• **Provided data**:
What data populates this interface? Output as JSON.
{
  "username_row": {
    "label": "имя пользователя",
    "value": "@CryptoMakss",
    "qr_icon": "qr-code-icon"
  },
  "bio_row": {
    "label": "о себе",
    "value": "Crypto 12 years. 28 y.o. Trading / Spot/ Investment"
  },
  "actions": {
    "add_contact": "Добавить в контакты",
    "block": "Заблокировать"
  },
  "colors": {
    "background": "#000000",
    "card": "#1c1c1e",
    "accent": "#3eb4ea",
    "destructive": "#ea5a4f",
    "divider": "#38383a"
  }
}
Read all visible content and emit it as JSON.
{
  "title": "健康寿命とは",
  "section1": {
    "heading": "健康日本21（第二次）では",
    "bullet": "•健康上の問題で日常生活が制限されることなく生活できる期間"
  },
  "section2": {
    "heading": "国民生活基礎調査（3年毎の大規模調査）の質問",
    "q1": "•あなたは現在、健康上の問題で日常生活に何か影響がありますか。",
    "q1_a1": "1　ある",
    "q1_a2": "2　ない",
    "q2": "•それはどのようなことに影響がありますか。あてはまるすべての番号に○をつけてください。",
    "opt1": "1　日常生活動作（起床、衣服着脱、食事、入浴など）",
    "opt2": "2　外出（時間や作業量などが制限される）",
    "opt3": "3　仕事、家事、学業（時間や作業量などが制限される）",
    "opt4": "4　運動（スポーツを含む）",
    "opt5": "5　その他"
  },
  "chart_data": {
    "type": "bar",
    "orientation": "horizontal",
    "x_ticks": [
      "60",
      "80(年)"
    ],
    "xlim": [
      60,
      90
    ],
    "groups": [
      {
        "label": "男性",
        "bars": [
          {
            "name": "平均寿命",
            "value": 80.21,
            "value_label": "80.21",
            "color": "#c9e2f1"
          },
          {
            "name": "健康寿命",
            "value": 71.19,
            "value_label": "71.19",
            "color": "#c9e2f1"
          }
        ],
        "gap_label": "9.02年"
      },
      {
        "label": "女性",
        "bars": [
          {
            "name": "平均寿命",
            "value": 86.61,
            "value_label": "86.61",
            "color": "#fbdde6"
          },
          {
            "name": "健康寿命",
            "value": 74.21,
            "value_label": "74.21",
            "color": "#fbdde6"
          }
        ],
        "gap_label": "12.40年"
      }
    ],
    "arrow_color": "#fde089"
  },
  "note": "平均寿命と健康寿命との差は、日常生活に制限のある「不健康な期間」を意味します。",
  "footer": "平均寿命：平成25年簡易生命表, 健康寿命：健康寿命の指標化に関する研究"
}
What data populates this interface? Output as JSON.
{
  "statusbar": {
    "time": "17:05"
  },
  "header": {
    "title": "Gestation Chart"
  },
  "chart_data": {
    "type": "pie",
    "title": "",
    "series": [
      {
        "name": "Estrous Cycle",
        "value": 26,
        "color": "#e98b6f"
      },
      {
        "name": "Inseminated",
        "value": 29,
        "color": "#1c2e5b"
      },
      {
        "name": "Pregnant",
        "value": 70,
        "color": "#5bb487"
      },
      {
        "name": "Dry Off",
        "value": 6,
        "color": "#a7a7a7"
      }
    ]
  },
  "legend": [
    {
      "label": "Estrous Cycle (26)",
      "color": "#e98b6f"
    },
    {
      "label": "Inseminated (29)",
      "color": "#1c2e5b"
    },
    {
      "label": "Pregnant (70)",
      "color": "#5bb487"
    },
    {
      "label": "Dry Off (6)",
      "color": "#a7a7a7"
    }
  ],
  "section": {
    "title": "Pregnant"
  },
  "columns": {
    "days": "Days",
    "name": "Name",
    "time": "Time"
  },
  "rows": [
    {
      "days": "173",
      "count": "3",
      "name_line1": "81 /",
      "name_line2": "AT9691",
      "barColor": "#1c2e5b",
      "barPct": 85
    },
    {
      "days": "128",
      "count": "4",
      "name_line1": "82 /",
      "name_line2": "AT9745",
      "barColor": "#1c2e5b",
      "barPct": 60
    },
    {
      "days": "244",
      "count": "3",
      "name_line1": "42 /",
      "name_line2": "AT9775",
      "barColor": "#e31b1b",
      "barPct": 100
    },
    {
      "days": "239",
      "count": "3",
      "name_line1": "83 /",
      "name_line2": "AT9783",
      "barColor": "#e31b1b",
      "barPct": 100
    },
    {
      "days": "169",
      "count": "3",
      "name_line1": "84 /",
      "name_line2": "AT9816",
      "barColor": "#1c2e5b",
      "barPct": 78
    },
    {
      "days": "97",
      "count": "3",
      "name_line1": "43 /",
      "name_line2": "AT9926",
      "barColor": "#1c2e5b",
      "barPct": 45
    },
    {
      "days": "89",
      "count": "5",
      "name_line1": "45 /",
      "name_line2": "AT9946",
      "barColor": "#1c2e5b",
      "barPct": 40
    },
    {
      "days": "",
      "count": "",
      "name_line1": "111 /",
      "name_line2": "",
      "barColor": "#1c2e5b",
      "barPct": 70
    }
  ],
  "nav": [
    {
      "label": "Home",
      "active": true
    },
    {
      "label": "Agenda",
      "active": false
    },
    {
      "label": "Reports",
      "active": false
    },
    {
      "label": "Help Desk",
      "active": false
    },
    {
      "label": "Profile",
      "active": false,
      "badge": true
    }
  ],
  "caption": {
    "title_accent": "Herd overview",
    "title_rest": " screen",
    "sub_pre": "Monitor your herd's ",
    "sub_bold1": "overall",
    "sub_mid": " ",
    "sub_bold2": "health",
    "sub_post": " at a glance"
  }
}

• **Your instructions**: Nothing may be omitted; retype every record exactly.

• **Written answer**:
What data populates this interface? Output as JSON.
{
  "username_row": {
    "label": "имя пользователя",
    "value": "@CryptoMakss",
    "qr_icon": "qr-code-icon"
  },
  "bio_row": {
    "label": "о себе",
    "value": "Crypto 12 years. 28 y.o. Trading / Spot/ Investment"
  },
  "actions": {
    "add_contact": "Добавить в контакты",
    "block": "Заблокировать"
  },
  "colors": {
    "background": "#000000",
    "card": "#1c1c1e",
    "accent": "#3eb4ea",
    "destructive": "#ea5a4f",
    "divider": "#38383a"
  }
}
Read all visible content and emit it as JSON.
{
  "title": "健康寿命とは",
  "section1": {
    "heading": "健康日本21（第二次）では",
    "bullet": "•健康上の問題で日常生活が制限されることなく生活できる期間"
  },
  "section2": {
    "heading": "国民生活基礎調査（3年毎の大規模調査）の質問",
    "q1": "•あなたは現在、健康上の問題で日常生活に何か影響がありますか。",
    "q1_a1": "1　ある",
    "q1_a2": "2　ない",
    "q2": "•それはどのようなことに影響がありますか。あてはまるすべての番号に○をつけてください。",
    "opt1": "1　日常生活動作（起床、衣服着脱、食事、入浴など）",
    "opt2": "2　外出（時間や作業量などが制限される）",
    "opt3": "3　仕事、家事、学業（時間や作業量などが制限される）",
    "opt4": "4　運動（スポーツを含む）",
    "opt5": "5　その他"
  },
  "chart_data": {
    "type": "bar",
    "orientation": "horizontal",
    "x_ticks": [
      "60",
      "80(年)"
    ],
    "xlim": [
      60,
      90
    ],
    "groups": [
      {
        "label": "男性",
        "bars": [
          {
            "name": "平均寿命",
            "value": 80.21,
            "value_label": "80.21",
            "color": "#c9e2f1"
          },
          {
            "name": "健康寿命",
            "value": 71.19,
            "value_label": "71.19",
            "color": "#c9e2f1"
          }
        ],
        "gap_label": "9.02年"
      },
      {
        "label": "女性",
        "bars": [
          {
            "name": "平均寿命",
            "value": 86.61,
            "value_label": "86.61",
            "color": "#fbdde6"
          },
          {
            "name": "健康寿命",
            "value": 74.21,
            "value_label": "74.21",
            "color": "#fbdde6"
          }
        ],
        "gap_label": "12.40年"
      }
    ],
    "arrow_color": "#fde089"
  },
  "note": "平均寿命と健康寿命との差は、日常生活に制限のある「不健康な期間」を意味します。",
  "footer": "平均寿命：平成25年簡易生命表, 健康寿命：健康寿命の指標化に関する研究"
}
What data populates this interface? Output as JSON.
{
  "statusbar": {
    "time": "17:05"
  },
  "header": {
    "title": "Gestation Chart"
  },
  "chart_data": {
    "type": "pie",
    "title": "",
    "series": [
      {
        "name": "Estrous Cycle",
        "value": 26,
        "color": "#e98b6f"
      },
      {
        "name": "Inseminated",
        "value": 29,
        "color": "#1c2e5b"
      },
      {
        "name": "Pregnant",
        "value": 70,
        "color": "#5bb487"
      },
      {
        "name": "Dry Off",
        "value": 6,
        "color": "#a7a7a7"
      }
    ]
  },
  "legend": [
    {
      "label": "Estrous Cycle (26)",
      "color": "#e98b6f"
    },
    {
      "label": "Inseminated (29)",
      "color": "#1c2e5b"
    },
    {
      "label": "Pregnant (70)",
      "color": "#5bb487"
    },
    {
      "label": "Dry Off (6)",
      "color": "#a7a7a7"
    }
  ],
  "section": {
    "title": "Pregnant"
  },
  "columns": {
    "days": "Days",
    "name": "Name",
    "time": "Time"
  },
  "rows": [
    {
      "days": "173",
      "count": "3",
      "name_line1": "81 /",
      "name_line2": "AT9691",
      "barColor": "#1c2e5b",
      "barPct": 85
    },
    {
      "days": "128",
      "count": "4",
      "name_line1": "82 /",
      "name_line2": "AT9745",
      "barColor": "#1c2e5b",
      "barPct": 60
    },
    {
      "days": "244",
      "count": "3",
      "name_line1": "42 /",
      "name_line2": "AT9775",
      "barColor": "#e31b1b",
      "barPct": 100
    },
    {
      "days": "239",
      "count": "3",
      "name_line1": "83 /",
      "name_line2": "AT9783",
      "barColor": "#e31b1b",
      "barPct": 100
    },
    {
      "days": "169",
      "count": "3",
      "name_line1": "84 /",
      "name_line2": "AT9816",
      "barColor": "#1c2e5b",
      "barPct": 78
    },
    {
      "days": "97",
      "count": "3",
      "name_line1": "43 /",
      "name_line2": "AT9926",
      "barColor": "#1c2e5b",
      "barPct": 45
    },
    {
      "days": "89",
      "count": "5",
      "name_line1": "45 /",
      "name_line2": "AT9946",
      "barColor": "#1c2e5b",
      "barPct": 40
    },
    {
      "days": "",
      "count": "",
      "name_line1": "111 /",
      "name_line2": "",
      "barColor": "#1c2e5b",
      "barPct": 70
    }
  ],
  "nav": [
    {
      "label": "Home",
      "active": true
    },
    {
      "label": "Agenda",
      "active": false
    },
    {
      "label": "Reports",
      "active": false
    },
    {
      "label": "Help Desk",
      "active": false
    },
    {
      "label": "Profile",
      "active": false,
      "badge": true
    }
  ],
  "caption": {
    "title_accent": "Herd overview",
    "title_rest": " screen",
    "sub_pre": "Monitor your herd's ",
    "sub_bold1": "overall",
    "sub_mid": " ",
    "sub_bold2": "health",
    "sub_post": " at a glance"
  }
}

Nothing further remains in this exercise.